But while many could be discouraged by Spotify’s unconventional IPO, Michael Sobel, managing director at tech-focused investment bank Scenic said Spotify’s move poses a risk to banks.
Spotify will be a public company on its own terms. It’s a brave and smart move. I think the big banks should be more worried about the threat this poses to their IPO fees.
We’re seeing late-stage private companies change the way they look at the public markets: they’re staying private much longer, raising more money in the private markets and, as Spotify is showing, they’re now going public on their terms.
This is bigger than a single IPO, the late-stage private company landscape has fundamentally changed.
If Spotify’s Wall Street debut turns out to be successful, other private companies could be encouraged to follow its example.
According to George Parker, finance professor at Stanford University, however unpredictable, Spotify’s move has a solid chance to set a new trend.
He told Verdict:
What Spotify is doing has never been illegal, it has just been exceedingly uncommon. But Spotify is a high profile company and with its success, there will undoubtedly be those who follow.
If the price risk is not too great, the cost is clearly less than in an underwritten offering. How big the trend might become is too early to assess.
Parker also said that the risk of going public without a bank underwriter is minimal:
The story of the company is well known, so the sales effort can be proportionally less.

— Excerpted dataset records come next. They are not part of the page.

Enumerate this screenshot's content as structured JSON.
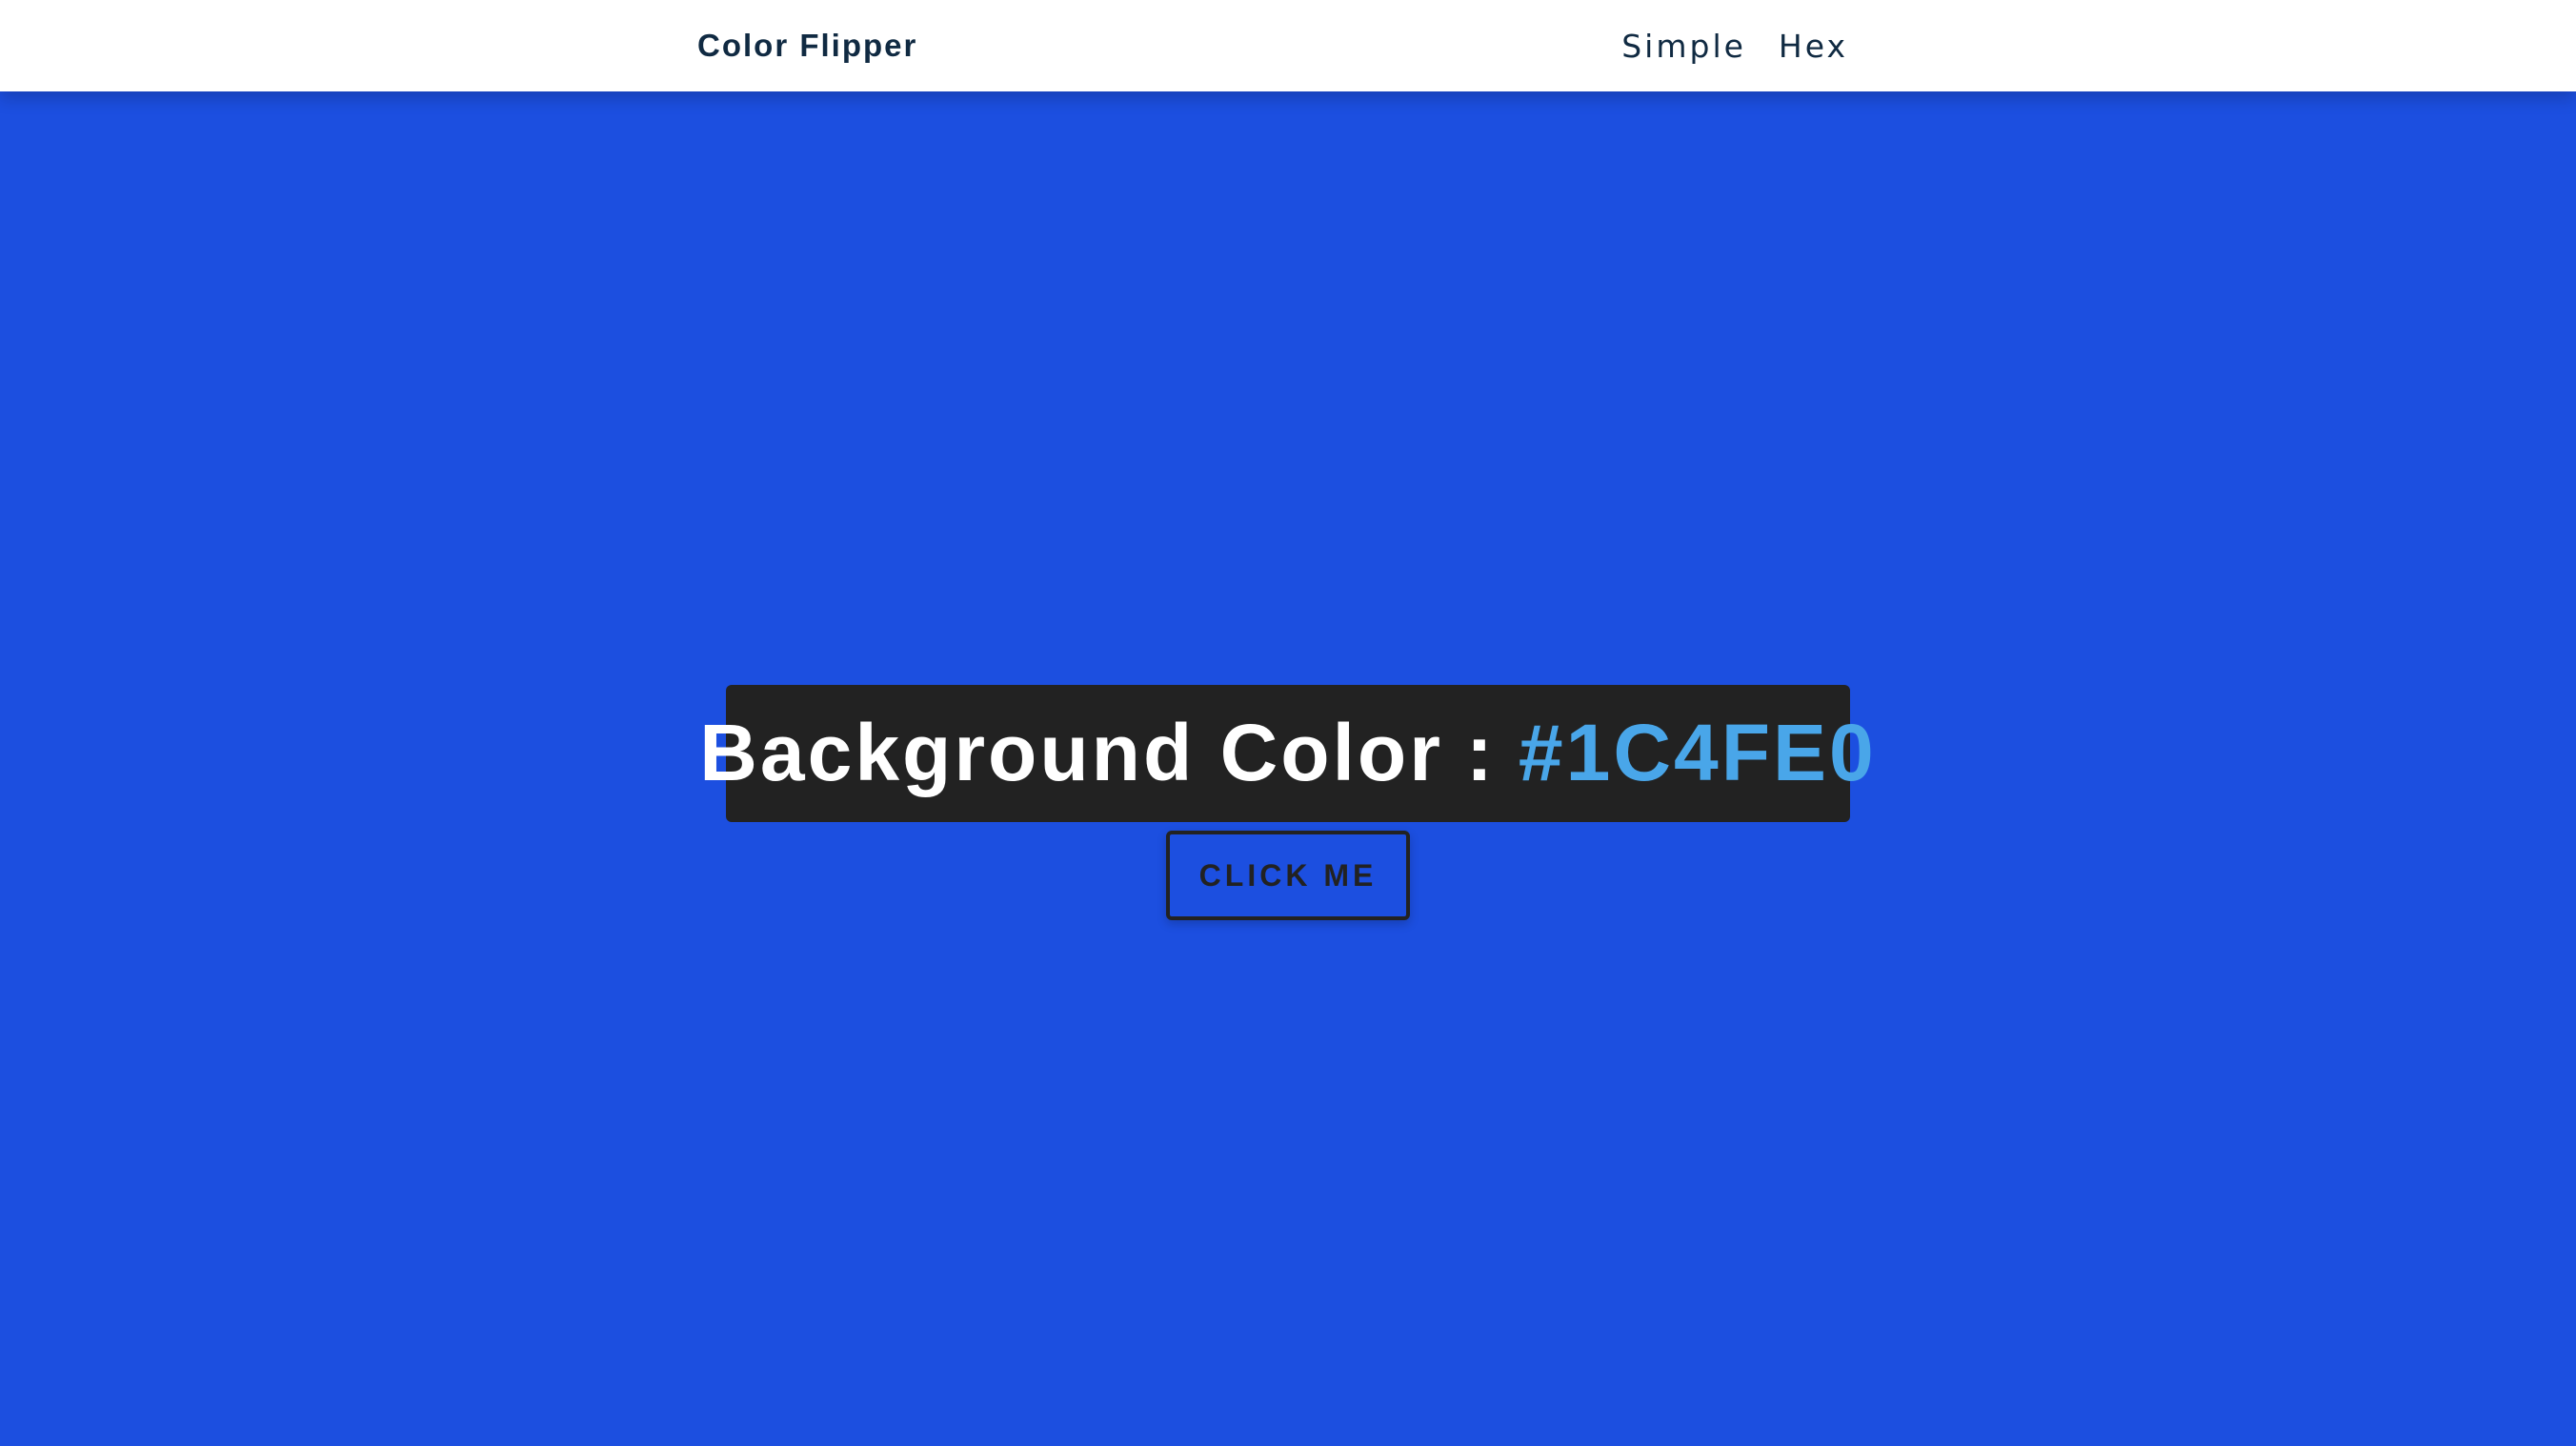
{
  "navbar": {
    "brand": "Color Flipper",
    "links": [
      {
        "label": "Simple"
      },
      {
        "label": "Hex"
      }
    ]
  },
  "main": {
    "label_prefix": "Background Color",
    "label_separator": ":",
    "color_value": "#1C4FE0",
    "button_label": "CLICK ME"
  },
  "colors": {
    "background": "#1C4FE0",
    "navbar_bg": "#ffffff",
    "nav_text": "#102a42",
    "label_bg": "#222222",
    "label_text": "#ffffff",
    "value_text": "#49a6e9",
    "button_border": "#222222"
  }
}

And, it has minimised its risk somewhat by having advisory contracts with the same banks that would have done a fixed price underwriting.